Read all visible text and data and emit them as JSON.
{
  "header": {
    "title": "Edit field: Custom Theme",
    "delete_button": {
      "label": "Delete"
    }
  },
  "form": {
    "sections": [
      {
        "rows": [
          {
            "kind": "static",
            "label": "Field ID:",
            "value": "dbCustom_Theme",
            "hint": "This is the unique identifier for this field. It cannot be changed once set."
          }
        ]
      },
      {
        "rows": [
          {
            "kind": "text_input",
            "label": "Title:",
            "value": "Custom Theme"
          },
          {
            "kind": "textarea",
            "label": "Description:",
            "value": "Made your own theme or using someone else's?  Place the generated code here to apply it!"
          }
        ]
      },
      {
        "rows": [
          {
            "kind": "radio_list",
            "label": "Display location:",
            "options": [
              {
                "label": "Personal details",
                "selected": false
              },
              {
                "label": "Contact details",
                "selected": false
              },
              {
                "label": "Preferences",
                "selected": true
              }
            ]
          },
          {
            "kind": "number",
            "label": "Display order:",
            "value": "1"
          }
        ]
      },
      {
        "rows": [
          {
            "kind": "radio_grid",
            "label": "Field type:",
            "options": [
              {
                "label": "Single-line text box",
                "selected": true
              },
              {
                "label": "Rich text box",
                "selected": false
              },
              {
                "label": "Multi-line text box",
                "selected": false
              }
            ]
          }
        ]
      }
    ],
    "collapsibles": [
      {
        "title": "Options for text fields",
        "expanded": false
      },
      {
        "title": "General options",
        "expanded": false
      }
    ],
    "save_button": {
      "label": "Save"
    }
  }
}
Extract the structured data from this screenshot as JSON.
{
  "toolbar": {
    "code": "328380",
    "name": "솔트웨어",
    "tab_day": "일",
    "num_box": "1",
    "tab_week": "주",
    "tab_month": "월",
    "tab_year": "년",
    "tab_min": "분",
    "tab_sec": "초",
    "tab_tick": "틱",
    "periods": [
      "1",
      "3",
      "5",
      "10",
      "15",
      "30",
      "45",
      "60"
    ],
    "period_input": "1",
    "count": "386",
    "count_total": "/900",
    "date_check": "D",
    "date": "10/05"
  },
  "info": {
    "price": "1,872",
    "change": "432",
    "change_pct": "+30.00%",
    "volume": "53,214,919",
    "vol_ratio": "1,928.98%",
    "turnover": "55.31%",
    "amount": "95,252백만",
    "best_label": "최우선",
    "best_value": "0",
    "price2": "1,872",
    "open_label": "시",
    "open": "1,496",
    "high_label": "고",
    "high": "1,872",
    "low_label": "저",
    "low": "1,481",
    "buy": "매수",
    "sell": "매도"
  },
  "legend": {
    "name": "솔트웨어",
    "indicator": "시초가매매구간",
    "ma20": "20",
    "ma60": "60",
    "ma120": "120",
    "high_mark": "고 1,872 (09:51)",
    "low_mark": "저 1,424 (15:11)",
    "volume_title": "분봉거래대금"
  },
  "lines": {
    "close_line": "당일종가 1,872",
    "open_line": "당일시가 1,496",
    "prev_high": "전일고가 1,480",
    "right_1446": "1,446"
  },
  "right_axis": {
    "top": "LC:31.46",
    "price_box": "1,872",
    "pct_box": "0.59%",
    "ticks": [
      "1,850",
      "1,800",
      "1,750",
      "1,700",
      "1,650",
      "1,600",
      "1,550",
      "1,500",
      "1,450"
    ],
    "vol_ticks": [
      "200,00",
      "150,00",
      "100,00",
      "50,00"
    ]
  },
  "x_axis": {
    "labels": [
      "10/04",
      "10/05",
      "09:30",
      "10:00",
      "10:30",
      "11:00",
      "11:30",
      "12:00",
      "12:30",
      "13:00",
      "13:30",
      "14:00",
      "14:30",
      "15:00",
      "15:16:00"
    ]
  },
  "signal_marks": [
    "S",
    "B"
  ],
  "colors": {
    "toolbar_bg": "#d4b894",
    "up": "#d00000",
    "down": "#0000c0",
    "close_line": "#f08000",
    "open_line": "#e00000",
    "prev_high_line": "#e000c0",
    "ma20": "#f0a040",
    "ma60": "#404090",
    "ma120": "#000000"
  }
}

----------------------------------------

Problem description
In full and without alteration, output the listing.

Expected answer
Read all visible text and data and emit them as JSON.
{
  "header": {
    "title": "Edit field: Custom Theme",
    "delete_button": {
      "label": "Delete"
    }
  },
  "form": {
    "sections": [
      {
        "rows": [
          {
            "kind": "static",
            "label": "Field ID:",
            "value": "dbCustom_Theme",
            "hint": "This is the unique identifier for this field. It cannot be changed once set."
          }
        ]
      },
      {
        "rows": [
          {
            "kind": "text_input",
            "label": "Title:",
            "value": "Custom Theme"
          },
          {
            "kind": "textarea",
            "label": "Description:",
            "value": "Made your own theme or using someone else's?  Place the generated code here to apply it!"
          }
        ]
      },
      {
        "rows": [
          {
            "kind": "radio_list",
            "label": "Display location:",
            "options": [
              {
                "label": "Personal details",
                "selected": false
              },
              {
                "label": "Contact details",
                "selected": false
              },
              {
                "label": "Preferences",
                "selected": true
              }
            ]
          },
          {
            "kind": "number",
            "label": "Display order:",
            "value": "1"
          }
        ]
      },
      {
        "rows": [
          {
            "kind": "radio_grid",
            "label": "Field type:",
            "options": [
              {
                "label": "Single-line text box",
                "selected": true
              },
              {
                "label": "Rich text box",
                "selected": false
              },
              {
                "label": "Multi-line text box",
                "selected": false
              }
            ]
          }
        ]
      }
    ],
    "collapsibles": [
      {
        "title": "Options for text fields",
        "expanded": false
      },
      {
        "title": "General options",
        "expanded": false
      }
    ],
    "save_button": {
      "label": "Save"
    }
  }
}
Extract the structured data from this screenshot as JSON.
{
  "toolbar": {
    "code": "328380",
    "name": "솔트웨어",
    "tab_day": "일",
    "num_box": "1",
    "tab_week": "주",
    "tab_month": "월",
    "tab_year": "년",
    "tab_min": "분",
    "tab_sec": "초",
    "tab_tick": "틱",
    "periods": [
      "1",
      "3",
      "5",
      "10",
      "15",
      "30",
      "45",
      "60"
    ],
    "period_input": "1",
    "count": "386",
    "count_total": "/900",
    "date_check": "D",
    "date": "10/05"
  },
  "info": {
    "price": "1,872",
    "change": "432",
    "change_pct": "+30.00%",
    "volume": "53,214,919",
    "vol_ratio": "1,928.98%",
    "turnover": "55.31%",
    "amount": "95,252백만",
    "best_label": "최우선",
    "best_value": "0",
    "price2": "1,872",
    "open_label": "시",
    "open": "1,496",
    "high_label": "고",
    "high": "1,872",
    "low_label": "저",
    "low": "1,481",
    "buy": "매수",
    "sell": "매도"
  },
  "legend": {
    "name": "솔트웨어",
    "indicator": "시초가매매구간",
    "ma20": "20",
    "ma60": "60",
    "ma120": "120",
    "high_mark": "고 1,872 (09:51)",
    "low_mark": "저 1,424 (15:11)",
    "volume_title": "분봉거래대금"
  },
  "lines": {
    "close_line": "당일종가 1,872",
    "open_line": "당일시가 1,496",
    "prev_high": "전일고가 1,480",
    "right_1446": "1,446"
  },
  "right_axis": {
    "top": "LC:31.46",
    "price_box": "1,872",
    "pct_box": "0.59%",
    "ticks": [
      "1,850",
      "1,800",
      "1,750",
      "1,700",
      "1,650",
      "1,600",
      "1,550",
      "1,500",
      "1,450"
    ],
    "vol_ticks": [
      "200,00",
      "150,00",
      "100,00",
      "50,00"
    ]
  },
  "x_axis": {
    "labels": [
      "10/04",
      "10/05",
      "09:30",
      "10:00",
      "10:30",
      "11:00",
      "11:30",
      "12:00",
      "12:30",
      "13:00",
      "13:30",
      "14:00",
      "14:30",
      "15:00",
      "15:16:00"
    ]
  },
  "signal_marks": [
    "S",
    "B"
  ],
  "colors": {
    "toolbar_bg": "#d4b894",
    "up": "#d00000",
    "down": "#0000c0",
    "close_line": "#f08000",
    "open_line": "#e00000",
    "prev_high_line": "#e000c0",
    "ma20": "#f0a040",
    "ma60": "#404090",
    "ma120": "#000000"
  }
}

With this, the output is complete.